Beyond Echinacea: Native Plants Awaiting our Attention, Breeding and Selection
The drive toward planting natives is not a fad, but a direction that will continue to expand in the market. While inkberry holly, clethra and echinacea cultivars are almost ubiquitous in landscapes, gardeners will continue to seek the new and different, the ecologically positive, and the beautiful. Through increased knowledge of species needing our recognition, the industry is brimming with opportunities using plants that are literally at our doorstep.
A lifelong native of the Washington, D.C. area, Bill traces his interest in horticulture to earliest childhood. Initially uninterested in reading, his parents bought him plant books; within days he was bringing plant parts home for identification and learning to pronounce their scientific names.
While earning his B.S. in ornamental horticulture, Bill worked as a research assistant at the USDA Beltsville Agricultural Research Center, providing him a balanced perspective in the plant sciences. Hired as a horticulturist at the U.S. Botanic Garden upon graduation in 1986, Mr. McLaughlin cultivated of a vast array of accessioned plant species, both temperate and tropical. In 1996 he was placed in charge of plant selection for a new project, the National Garden, a joint public-private project. In 2005 he became the first Curator of Plants for the Botanic Garden, allowing oversight of the entirety of the garden’s plant-based content.

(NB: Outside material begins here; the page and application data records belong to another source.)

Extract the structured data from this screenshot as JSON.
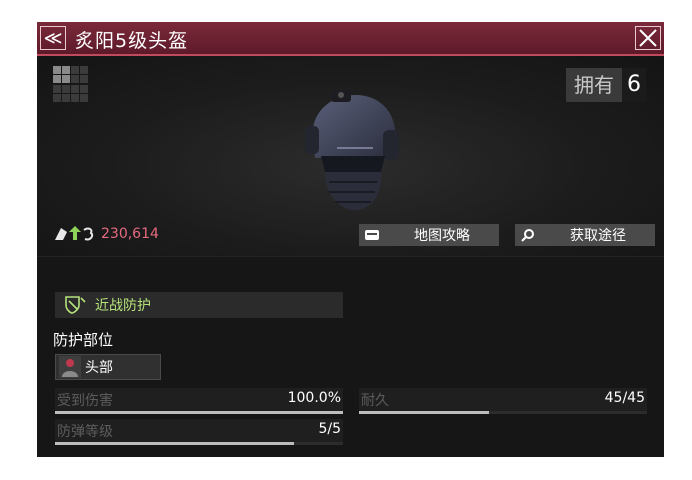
{
  "header": {
    "title": "炙阳5级头盔",
    "back_glyph": "≪"
  },
  "item": {
    "owned_label": "拥有",
    "owned_count": "6",
    "power_value": "230,614",
    "icon": "tactical-helmet-icon"
  },
  "actions": {
    "map_label": "地图攻略",
    "source_label": "获取途径"
  },
  "protection": {
    "type_label": "近战防护",
    "part_heading": "防护部位",
    "part_value": "头部"
  },
  "stats": [
    {
      "name": "受到伤害",
      "value": "100.0%",
      "fill": 1.0
    },
    {
      "name": "耐久",
      "value": "45/45",
      "fill": 0.45
    },
    {
      "name": "防弹等级",
      "value": "5/5",
      "fill": 0.83
    }
  ],
  "colors": {
    "title_bar": "#6b2232",
    "accent_green": "#b5e27a",
    "power_red": "#e66a7e"
  }
}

In 2006 the long awaited three acre National Garden debuted, featuring roses and Mid-Atlantic native plants. Since that time, Bill has busied himself with refining the body of plant collections throughout the Botanic Garden to illustrate its scientific, aesthetic, and educational mission. As speaker, consultant, and advisor to professionals, researchers and publishers, Bill extends the Garden’s reach in horticultural expertise to the greater public.